In the listing that follows, copy out each line that includes the word "Dataset".

(Beginning of EXERCISE DATA)

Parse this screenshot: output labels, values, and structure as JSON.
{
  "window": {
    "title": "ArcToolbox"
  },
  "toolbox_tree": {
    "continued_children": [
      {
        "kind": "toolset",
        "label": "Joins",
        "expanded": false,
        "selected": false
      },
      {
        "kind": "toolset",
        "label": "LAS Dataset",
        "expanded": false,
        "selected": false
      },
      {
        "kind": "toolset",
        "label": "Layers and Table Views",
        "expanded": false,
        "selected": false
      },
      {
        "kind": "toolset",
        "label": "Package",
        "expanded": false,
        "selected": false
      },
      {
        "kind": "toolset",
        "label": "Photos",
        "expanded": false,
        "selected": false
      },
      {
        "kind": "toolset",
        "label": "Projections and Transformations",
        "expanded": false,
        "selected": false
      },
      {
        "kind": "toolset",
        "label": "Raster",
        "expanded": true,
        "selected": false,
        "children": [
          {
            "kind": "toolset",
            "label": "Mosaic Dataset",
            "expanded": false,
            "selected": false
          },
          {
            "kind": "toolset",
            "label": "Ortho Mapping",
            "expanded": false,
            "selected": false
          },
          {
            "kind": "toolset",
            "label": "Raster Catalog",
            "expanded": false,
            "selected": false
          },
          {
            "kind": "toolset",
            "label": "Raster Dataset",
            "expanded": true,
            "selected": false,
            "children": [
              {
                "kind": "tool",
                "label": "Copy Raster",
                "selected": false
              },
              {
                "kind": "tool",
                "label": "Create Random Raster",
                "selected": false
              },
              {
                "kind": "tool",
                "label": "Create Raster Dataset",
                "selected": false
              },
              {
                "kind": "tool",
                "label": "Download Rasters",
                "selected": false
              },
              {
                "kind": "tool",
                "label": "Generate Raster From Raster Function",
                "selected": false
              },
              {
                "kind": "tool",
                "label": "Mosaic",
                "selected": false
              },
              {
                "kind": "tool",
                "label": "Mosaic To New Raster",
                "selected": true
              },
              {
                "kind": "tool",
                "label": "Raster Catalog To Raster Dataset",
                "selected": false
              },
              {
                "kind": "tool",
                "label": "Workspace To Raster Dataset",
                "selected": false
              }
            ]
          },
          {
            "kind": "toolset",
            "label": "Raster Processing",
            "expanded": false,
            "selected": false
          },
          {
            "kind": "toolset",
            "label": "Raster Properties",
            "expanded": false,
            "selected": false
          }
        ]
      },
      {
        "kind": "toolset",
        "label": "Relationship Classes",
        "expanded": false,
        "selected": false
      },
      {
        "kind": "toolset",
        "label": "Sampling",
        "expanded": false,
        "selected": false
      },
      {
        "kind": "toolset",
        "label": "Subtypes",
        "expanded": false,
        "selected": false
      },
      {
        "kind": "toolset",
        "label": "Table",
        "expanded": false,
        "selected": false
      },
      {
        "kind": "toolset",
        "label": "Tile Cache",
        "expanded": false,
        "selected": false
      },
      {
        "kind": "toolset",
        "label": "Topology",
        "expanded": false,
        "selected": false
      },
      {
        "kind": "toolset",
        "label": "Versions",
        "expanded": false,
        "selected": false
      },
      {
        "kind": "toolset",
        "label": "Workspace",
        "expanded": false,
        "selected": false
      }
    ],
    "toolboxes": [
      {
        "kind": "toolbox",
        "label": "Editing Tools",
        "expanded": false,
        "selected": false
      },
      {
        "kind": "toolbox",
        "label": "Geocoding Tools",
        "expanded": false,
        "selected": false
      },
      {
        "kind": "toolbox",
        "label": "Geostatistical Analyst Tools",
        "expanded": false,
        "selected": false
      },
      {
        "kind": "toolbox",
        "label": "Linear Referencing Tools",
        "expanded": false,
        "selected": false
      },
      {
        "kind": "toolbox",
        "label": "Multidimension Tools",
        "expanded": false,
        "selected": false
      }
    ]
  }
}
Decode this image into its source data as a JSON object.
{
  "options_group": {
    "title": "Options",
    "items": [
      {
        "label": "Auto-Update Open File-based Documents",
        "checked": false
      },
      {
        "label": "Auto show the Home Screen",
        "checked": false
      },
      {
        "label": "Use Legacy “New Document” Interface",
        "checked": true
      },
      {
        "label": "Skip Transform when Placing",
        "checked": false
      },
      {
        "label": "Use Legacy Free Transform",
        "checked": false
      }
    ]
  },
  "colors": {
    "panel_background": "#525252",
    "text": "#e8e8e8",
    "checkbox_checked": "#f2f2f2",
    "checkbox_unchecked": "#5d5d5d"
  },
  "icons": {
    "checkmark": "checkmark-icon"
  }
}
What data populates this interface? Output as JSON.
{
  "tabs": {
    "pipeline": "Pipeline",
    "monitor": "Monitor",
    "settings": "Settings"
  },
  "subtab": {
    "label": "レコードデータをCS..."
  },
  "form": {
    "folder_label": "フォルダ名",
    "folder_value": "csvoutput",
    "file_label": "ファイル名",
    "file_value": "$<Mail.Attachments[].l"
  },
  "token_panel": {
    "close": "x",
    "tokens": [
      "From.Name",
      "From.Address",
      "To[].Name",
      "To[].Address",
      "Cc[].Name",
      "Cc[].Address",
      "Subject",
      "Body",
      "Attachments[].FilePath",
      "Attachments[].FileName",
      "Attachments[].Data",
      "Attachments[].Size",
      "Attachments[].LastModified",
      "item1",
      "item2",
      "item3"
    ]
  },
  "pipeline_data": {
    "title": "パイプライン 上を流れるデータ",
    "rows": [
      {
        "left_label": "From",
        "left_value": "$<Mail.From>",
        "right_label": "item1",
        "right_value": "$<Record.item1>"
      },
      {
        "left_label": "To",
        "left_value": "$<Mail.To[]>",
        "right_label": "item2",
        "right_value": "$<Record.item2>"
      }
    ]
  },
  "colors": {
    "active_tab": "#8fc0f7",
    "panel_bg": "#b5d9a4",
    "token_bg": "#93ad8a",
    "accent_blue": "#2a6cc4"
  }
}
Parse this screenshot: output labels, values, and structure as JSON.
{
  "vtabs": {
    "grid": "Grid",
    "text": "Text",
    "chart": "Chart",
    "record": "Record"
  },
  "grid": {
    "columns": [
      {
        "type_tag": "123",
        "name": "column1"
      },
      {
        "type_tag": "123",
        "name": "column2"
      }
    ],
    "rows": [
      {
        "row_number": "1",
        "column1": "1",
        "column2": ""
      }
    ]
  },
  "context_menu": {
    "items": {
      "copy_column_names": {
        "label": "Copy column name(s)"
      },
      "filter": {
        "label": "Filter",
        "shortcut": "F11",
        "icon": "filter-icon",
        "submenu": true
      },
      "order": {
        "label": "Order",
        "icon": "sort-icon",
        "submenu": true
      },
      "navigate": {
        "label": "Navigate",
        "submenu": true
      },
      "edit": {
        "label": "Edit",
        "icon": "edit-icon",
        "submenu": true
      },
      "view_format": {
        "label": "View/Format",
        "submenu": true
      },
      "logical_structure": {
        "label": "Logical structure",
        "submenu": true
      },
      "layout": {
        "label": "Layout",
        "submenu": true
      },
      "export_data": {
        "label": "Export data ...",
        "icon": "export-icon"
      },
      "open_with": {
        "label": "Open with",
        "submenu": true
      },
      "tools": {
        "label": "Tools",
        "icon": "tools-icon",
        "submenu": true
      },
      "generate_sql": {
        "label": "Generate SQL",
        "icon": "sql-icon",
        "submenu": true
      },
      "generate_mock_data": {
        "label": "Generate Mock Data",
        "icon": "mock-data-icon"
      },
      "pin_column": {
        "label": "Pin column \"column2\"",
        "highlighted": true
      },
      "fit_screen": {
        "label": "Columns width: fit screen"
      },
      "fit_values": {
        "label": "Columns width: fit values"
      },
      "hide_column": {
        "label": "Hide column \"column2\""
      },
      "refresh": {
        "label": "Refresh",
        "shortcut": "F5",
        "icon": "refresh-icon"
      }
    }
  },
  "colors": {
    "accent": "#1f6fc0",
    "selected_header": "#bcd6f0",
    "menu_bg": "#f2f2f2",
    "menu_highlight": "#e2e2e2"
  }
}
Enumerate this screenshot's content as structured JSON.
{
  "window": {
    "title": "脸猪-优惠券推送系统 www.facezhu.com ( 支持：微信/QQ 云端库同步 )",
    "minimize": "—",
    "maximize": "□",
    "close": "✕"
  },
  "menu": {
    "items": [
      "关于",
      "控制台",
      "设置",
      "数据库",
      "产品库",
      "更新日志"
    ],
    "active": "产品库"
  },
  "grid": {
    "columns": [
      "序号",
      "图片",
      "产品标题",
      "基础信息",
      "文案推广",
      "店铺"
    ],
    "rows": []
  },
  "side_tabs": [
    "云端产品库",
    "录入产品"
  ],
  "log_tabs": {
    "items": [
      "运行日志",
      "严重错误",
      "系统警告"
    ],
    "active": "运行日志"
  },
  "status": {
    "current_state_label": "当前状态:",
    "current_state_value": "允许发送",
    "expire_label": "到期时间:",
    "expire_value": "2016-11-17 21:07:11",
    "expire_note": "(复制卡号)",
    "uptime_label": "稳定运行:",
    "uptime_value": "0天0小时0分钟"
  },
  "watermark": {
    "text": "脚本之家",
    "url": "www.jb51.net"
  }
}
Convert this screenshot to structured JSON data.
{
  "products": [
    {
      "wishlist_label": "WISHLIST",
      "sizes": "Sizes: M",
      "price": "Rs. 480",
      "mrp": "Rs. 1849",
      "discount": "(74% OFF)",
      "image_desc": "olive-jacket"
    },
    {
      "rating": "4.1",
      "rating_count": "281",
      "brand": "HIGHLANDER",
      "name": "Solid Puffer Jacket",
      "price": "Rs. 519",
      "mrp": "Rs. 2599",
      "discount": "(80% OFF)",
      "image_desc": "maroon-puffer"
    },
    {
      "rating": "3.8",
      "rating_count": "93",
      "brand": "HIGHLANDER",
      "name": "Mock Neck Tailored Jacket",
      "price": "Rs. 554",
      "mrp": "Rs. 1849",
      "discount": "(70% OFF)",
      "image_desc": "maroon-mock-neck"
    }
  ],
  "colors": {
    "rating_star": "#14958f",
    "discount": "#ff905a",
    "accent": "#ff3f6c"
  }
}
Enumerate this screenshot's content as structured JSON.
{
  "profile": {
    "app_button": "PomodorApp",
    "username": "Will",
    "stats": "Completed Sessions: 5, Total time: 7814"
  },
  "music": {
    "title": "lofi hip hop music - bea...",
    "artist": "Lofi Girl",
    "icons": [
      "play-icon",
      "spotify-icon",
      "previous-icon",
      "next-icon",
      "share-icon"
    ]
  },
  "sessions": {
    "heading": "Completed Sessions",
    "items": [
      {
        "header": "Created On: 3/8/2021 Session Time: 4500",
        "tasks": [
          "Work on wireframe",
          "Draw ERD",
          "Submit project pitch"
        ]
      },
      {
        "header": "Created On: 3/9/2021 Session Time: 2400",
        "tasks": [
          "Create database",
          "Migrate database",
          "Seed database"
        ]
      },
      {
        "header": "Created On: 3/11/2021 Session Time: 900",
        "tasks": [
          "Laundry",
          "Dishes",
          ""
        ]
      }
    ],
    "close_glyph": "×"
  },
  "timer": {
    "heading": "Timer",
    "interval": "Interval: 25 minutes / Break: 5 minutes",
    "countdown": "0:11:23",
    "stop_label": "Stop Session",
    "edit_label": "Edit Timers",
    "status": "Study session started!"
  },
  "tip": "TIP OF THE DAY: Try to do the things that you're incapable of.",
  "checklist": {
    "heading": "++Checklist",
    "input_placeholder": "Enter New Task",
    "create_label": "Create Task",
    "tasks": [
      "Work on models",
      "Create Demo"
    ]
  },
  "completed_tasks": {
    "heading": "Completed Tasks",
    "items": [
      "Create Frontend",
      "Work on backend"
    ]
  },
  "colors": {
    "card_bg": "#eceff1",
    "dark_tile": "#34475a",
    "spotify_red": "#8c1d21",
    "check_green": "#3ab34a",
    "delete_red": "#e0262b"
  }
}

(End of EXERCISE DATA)

* WRITTEN REPLY
        "label": "LAS Dataset",
            "label": "Mosaic Dataset",
            "label": "Raster Dataset",
                "label": "Create Raster Dataset",
                "label": "Raster Catalog To Raster Dataset",
                "label": "Workspace To Raster Dataset",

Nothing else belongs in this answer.